Entries provided Start Marker

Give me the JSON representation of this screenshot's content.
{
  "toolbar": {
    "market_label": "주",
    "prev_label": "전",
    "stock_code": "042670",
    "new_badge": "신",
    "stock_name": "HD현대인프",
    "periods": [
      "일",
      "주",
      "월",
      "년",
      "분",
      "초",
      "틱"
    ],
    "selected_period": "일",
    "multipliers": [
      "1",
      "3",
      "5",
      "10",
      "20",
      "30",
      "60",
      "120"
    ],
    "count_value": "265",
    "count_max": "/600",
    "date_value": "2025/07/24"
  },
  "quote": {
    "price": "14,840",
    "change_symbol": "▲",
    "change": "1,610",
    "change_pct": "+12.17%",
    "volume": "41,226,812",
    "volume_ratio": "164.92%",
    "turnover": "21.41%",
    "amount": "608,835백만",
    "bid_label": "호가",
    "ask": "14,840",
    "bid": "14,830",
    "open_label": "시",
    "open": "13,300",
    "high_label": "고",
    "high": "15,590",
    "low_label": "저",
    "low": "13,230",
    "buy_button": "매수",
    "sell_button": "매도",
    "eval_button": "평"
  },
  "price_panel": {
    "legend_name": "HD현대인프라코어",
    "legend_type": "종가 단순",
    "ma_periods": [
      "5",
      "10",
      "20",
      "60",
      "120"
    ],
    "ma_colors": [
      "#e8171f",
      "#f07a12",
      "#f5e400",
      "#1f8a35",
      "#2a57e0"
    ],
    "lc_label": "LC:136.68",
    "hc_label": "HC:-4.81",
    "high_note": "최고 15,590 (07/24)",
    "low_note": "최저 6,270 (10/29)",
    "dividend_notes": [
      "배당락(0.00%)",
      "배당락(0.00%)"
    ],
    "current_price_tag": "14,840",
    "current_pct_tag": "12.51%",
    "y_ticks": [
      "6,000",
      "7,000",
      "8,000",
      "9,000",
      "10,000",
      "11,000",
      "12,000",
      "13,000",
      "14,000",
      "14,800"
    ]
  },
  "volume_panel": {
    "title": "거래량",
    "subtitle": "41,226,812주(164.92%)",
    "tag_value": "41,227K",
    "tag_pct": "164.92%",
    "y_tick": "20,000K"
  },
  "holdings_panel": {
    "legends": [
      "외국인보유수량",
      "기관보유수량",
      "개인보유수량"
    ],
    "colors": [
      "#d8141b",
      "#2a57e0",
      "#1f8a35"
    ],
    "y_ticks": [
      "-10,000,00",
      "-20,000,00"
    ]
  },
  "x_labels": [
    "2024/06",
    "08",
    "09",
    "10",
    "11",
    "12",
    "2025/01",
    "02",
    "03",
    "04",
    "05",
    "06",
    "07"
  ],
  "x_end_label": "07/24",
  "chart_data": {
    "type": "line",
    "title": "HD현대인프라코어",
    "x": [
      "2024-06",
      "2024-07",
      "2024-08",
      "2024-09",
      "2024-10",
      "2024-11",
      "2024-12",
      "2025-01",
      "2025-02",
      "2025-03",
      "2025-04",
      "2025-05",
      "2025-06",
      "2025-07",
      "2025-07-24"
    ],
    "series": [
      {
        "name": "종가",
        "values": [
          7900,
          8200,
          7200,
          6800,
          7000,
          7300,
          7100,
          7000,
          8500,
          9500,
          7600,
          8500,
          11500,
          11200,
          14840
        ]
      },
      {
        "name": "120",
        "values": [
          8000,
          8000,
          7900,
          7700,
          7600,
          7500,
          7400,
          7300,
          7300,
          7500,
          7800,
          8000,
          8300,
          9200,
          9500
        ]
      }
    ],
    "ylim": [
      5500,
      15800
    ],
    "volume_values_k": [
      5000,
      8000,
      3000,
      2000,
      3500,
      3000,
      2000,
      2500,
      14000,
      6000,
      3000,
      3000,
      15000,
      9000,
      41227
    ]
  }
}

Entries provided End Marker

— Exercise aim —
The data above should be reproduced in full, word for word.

— Task result —
Give me the JSON representation of this screenshot's content.
{
  "toolbar": {
    "market_label": "주",
    "prev_label": "전",
    "stock_code": "042670",
    "new_badge": "신",
    "stock_name": "HD현대인프",
    "periods": [
      "일",
      "주",
      "월",
      "년",
      "분",
      "초",
      "틱"
    ],
    "selected_period": "일",
    "multipliers": [
      "1",
      "3",
      "5",
      "10",
      "20",
      "30",
      "60",
      "120"
    ],
    "count_value": "265",
    "count_max": "/600",
    "date_value": "2025/07/24"
  },
  "quote": {
    "price": "14,840",
    "change_symbol": "▲",
    "change": "1,610",
    "change_pct": "+12.17%",
    "volume": "41,226,812",
    "volume_ratio": "164.92%",
    "turnover": "21.41%",
    "amount": "608,835백만",
    "bid_label": "호가",
    "ask": "14,840",
    "bid": "14,830",
    "open_label": "시",
    "open": "13,300",
    "high_label": "고",
    "high": "15,590",
    "low_label": "저",
    "low": "13,230",
    "buy_button": "매수",
    "sell_button": "매도",
    "eval_button": "평"
  },
  "price_panel": {
    "legend_name": "HD현대인프라코어",
    "legend_type": "종가 단순",
    "ma_periods": [
      "5",
      "10",
      "20",
      "60",
      "120"
    ],
    "ma_colors": [
      "#e8171f",
      "#f07a12",
      "#f5e400",
      "#1f8a35",
      "#2a57e0"
    ],
    "lc_label": "LC:136.68",
    "hc_label": "HC:-4.81",
    "high_note": "최고 15,590 (07/24)",
    "low_note": "최저 6,270 (10/29)",
    "dividend_notes": [
      "배당락(0.00%)",
      "배당락(0.00%)"
    ],
    "current_price_tag": "14,840",
    "current_pct_tag": "12.51%",
    "y_ticks": [
      "6,000",
      "7,000",
      "8,000",
      "9,000",
      "10,000",
      "11,000",
      "12,000",
      "13,000",
      "14,000",
      "14,800"
    ]
  },
  "volume_panel": {
    "title": "거래량",
    "subtitle": "41,226,812주(164.92%)",
    "tag_value": "41,227K",
    "tag_pct": "164.92%",
    "y_tick": "20,000K"
  },
  "holdings_panel": {
    "legends": [
      "외국인보유수량",
      "기관보유수량",
      "개인보유수량"
    ],
    "colors": [
      "#d8141b",
      "#2a57e0",
      "#1f8a35"
    ],
    "y_ticks": [
      "-10,000,00",
      "-20,000,00"
    ]
  },
  "x_labels": [
    "2024/06",
    "08",
    "09",
    "10",
    "11",
    "12",
    "2025/01",
    "02",
    "03",
    "04",
    "05",
    "06",
    "07"
  ],
  "x_end_label": "07/24",
  "chart_data": {
    "type": "line",
    "title": "HD현대인프라코어",
    "x": [
      "2024-06",
      "2024-07",
      "2024-08",
      "2024-09",
      "2024-10",
      "2024-11",
      "2024-12",
      "2025-01",
      "2025-02",
      "2025-03",
      "2025-04",
      "2025-05",
      "2025-06",
      "2025-07",
      "2025-07-24"
    ],
    "series": [
      {
        "name": "종가",
        "values": [
          7900,
          8200,
          7200,
          6800,
          7000,
          7300,
          7100,
          7000,
          8500,
          9500,
          7600,
          8500,
          11500,
          11200,
          14840
        ]
      },
      {
        "name": "120",
        "values": [
          8000,
          8000,
          7900,
          7700,
          7600,
          7500,
          7400,
          7300,
          7300,
          7500,
          7800,
          8000,
          8300,
          9200,
          9500
        ]
      }
    ],
    "ylim": [
      5500,
      15800
    ],
    "volume_values_k": [
      5000,
      8000,
      3000,
      2000,
      3500,
      3000,
      2000,
      2500,
      14000,
      6000,
      3000,
      3000,
      15000,
      9000,
      41227
    ]
  }
}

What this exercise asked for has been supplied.